  21. Key Contribution: Over the Top[ Go to top ]

    I'm both a scrummaster for a small development team and enterprise scrummaster for my division (and a CSM blah blah blah). I tried to scan this to find the new contributions. The only thing that resonated for me was the concept of "over the top". In our world of 200+ developers, Scrum causes heartache for some stakeholders: They can't start PR, marketing, etc. significantly in advance of a release, because developers won't commit to both release-date and feature-set. (They can commit to either release-date OR feature-set, but not both.) We realize this is a problem, and it is gradually changing how we prioritize work: we are starting to prioritize essential infrastructure and features earlier. Once we reach "production ready", then product management has a freer hand to introduce features they want to experiment with.

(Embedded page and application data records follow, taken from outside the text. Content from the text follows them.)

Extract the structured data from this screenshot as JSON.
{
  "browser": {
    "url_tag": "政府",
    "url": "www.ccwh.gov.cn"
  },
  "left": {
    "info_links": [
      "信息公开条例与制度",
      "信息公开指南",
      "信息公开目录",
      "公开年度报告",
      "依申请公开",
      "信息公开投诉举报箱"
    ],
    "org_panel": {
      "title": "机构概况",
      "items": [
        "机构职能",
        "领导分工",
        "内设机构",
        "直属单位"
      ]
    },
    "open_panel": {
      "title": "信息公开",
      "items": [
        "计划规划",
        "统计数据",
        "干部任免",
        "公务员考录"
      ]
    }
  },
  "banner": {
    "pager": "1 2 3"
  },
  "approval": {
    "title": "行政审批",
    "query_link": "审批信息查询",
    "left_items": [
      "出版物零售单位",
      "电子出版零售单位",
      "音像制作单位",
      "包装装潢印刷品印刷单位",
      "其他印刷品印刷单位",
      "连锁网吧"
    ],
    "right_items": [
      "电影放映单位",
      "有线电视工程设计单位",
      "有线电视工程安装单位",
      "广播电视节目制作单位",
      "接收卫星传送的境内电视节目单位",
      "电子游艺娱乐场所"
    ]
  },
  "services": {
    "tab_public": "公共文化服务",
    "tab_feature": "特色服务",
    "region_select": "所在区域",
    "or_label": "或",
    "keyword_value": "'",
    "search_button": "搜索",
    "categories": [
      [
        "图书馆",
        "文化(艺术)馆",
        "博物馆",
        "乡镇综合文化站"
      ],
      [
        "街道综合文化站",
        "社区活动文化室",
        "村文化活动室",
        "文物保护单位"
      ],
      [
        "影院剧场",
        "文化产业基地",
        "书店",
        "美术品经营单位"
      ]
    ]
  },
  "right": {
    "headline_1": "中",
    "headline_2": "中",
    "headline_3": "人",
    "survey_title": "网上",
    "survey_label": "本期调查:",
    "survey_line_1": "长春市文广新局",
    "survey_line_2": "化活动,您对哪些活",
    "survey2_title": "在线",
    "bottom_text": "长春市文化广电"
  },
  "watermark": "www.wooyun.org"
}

It is at this point that engineering can say, "Release anytime." This "over the top" point is where product management has much more control, and they typically have months left to implement all these less-infrastructure-impacting features. Product managers can, at that point, set the release date based on the features they think they want to provide, and the (by now stable) team velocity. When the release date arrives, the implemented feature set may not be exactly what product managers expected, and they just have to deal with that (i.e. not list inessential features in marketing materials). I think most Scrum implementations self-organize around their specific needs, and will likely get to this strategy if they need it. But Harald has given it a decent name: "over the top".